He held that there was no distinction between a company which was created for the purpose of concealing assets wrongfully, and a company which was created for a legitimate purpose and which then evolved into something used wholly or partially illegitimately. The mere fact of being a registered agent for a corporate was sufficient to make a finding that a registered agent was involved (or “mixed up”) in the company’s affairs even if the registered agent does not know what the company is being used for.

Improving Australian bankruptcy + insolvency laws: responses to government proposals

This article was written by Scott Atkins, Partner & Board Chair at Henry Davis York. It first appeared posted on LinkedIn on May 29, 2016.

As part of the National Innovation and Science Agenda, the Government committed to releasing a proposals paper on measures to improve Australia’s bankruptcy and insolvency laws by making changes to the default bankruptcy period, introducing a safe harbour for directors, and changing the operation of ‘ipso facto’ clauses.

The proposals paper was released on 29 April 2016.  The proposals papersought views from the public on how best to implement these measures in order to encourage Australians to embrace risk, learn from mistakes, be ambitious and experiment to find solutions.

Henry Davis York has one of Australia’s leading insolvency and restructuring practices and has expressed the firm’s views on the matters set out in the proposals paper. In many respects, HDY is supportive of the submission of the peak Australian insolvency and restructuring association, ARITA on the issues raised in the proposals paper.

There are three key measures identified in the proposals paper aimed at improving bankruptcy and insolvency laws:

1. reducing the current default bankruptcy period from three years to one year

2. introducing a ‘safe harbour’ for directors from personal liability for insolvent trading if they appoint a restructuring adviser to develop a turnaround plan for the company, and

3. making ‘ipso facto’ clauses, which have the purpose of allowing contracts to be terminated solely due to an insolvency event, unenforceable if a company is undertaking a restructure.

For a copy of the submission lodged by Henry Davis York, please click here.

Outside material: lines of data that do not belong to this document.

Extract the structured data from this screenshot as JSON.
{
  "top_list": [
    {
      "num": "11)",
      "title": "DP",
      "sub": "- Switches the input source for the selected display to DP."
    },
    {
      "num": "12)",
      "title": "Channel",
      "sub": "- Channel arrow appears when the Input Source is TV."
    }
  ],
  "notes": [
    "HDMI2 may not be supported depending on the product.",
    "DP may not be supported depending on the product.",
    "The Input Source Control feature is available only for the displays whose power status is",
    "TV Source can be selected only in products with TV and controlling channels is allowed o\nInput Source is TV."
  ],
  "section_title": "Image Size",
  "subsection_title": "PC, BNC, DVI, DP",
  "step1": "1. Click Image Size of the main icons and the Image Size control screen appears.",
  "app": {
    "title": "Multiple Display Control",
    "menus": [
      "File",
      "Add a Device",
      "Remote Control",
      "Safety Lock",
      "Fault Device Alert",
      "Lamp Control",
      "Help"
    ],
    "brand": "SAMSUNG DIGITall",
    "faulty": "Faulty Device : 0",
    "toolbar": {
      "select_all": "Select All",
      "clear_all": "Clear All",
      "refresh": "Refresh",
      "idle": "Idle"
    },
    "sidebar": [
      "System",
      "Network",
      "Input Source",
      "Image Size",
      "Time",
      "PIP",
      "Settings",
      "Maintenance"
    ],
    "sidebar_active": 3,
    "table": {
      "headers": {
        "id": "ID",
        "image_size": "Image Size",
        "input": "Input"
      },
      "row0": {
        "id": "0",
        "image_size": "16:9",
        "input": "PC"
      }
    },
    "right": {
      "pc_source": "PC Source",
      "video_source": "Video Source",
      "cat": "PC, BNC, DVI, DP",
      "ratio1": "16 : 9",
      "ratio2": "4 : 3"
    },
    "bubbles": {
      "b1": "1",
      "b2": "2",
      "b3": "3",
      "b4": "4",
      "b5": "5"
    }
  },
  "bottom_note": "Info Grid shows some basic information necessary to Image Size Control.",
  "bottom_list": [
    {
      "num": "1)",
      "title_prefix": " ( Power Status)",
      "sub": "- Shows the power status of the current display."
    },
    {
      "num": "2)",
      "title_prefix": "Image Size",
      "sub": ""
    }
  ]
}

To read more, here are some other links:

ARITA’s “A Platform for Recovery” can be found at:

The Innovation Statement on insolvency law reform:

The Productivity Commission Report: